Net: The fact that 50% of all consumers are engaging with social media, but less than 40% of businesses are doing so means that some companies are leaving their customers exposed to competitor’s initiatives. BMW is one of many examples.
Last fall, I leased a new BMW X3 to replace my old one whose lease was expiring.The replacement X3 did not have the built-in navigation of its predecessor, so I decided to go online to search for a portable unit.First stop was BMW.com, where I expected to find an owners’ community where I would be able to ask others for advice.
When Underwood Partners conducts a Web 2.0 audit for clients, one of the outputs is a “heat map” that visually shows competitive and complimentary companies’ use of social media technology tools. The map is color coded: green represents a highly visible and useful application; yellow represents an application that is either buried deep in the site, poorly marketed or has a confusing user interface; red indicates that either the company is not using the application or we can’t find it. And given the amount of time we spend online, if we can’t find it, we don’t believe customers will either. [Note this graphic was first developed by Max Palmer when we worked together at Social Sphere. Max claims it was called a “Palmer Map.” He’s a great analyst, but not so good on the marketing front!]
If we were doing a Web 2.0 audit of www.BMWUSA.com, the column Customer Forums would clearly be coded red.Although “My Account” has lots of information about how to make payments, pay off my lease early, order a new vehicle, etc., I couldn’t find any place to connect with other customers.So, I logged onto Edmunds.com, one of the pioneers of providing user reviews, customer forums, and other Web 2.0 applications in the automotive space.
On the Edmunds’ site, it was easy to find a BMW X3 Forum in their “Car Space” section where I was able to start an online discussion asking for help with aftermarket navigation systems. But as I was doing so, I noticed that Cadillac ads began appearing on the page. By not investing in Web 2.0 applications like customer forums, BMW literally drove me to a place where I was being served up competitors’ ads.
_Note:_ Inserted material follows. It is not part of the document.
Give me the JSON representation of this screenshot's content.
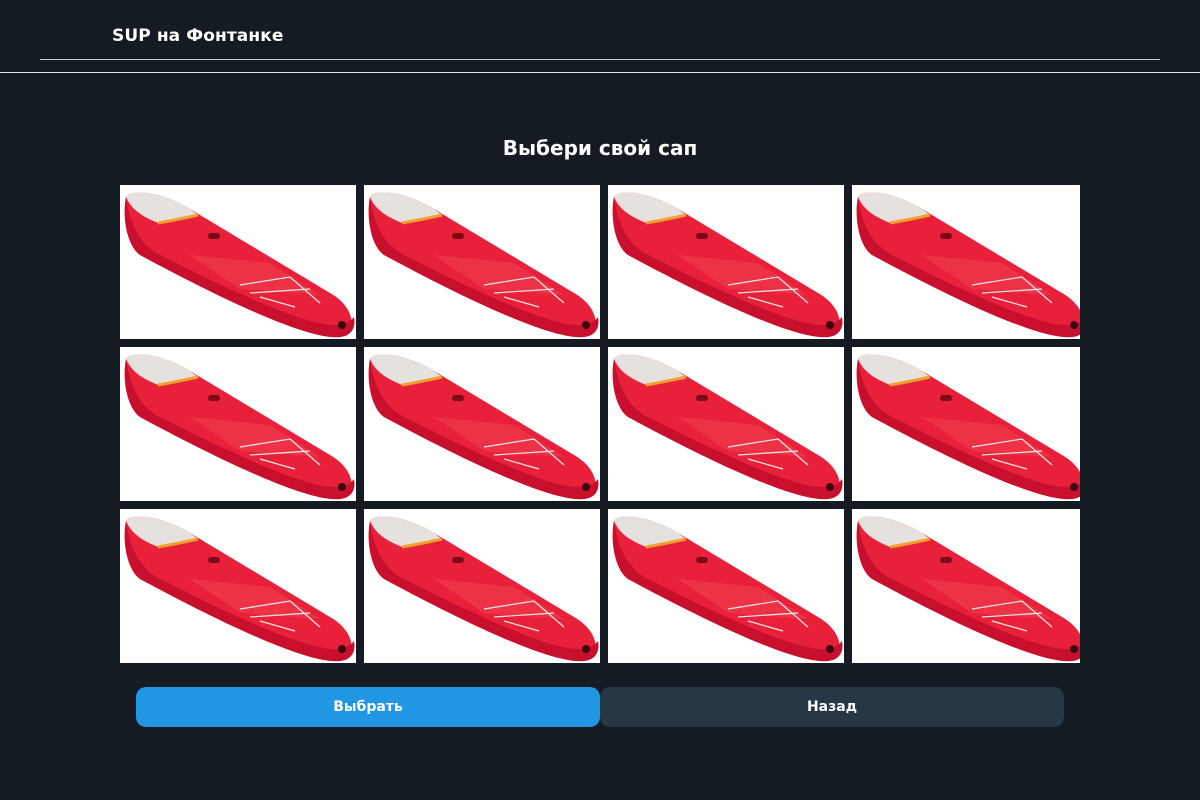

Some businesses delay developing a Web 2.0 strategy because they are afraid of “losing control” and fear their customers will post negative comments about their products on their own web sites. As this example shows, if you don’t provide an opportunity for customers to talk to you and each others about your products, someone else will. At best, you will have lost an opportunity for customer engagement, research and communication. At worst, you will be giving a third party the opportunity to monetize your customer through selling ads to a competitor. Which, at the end of the day, could ultimately cost you the customer’s business.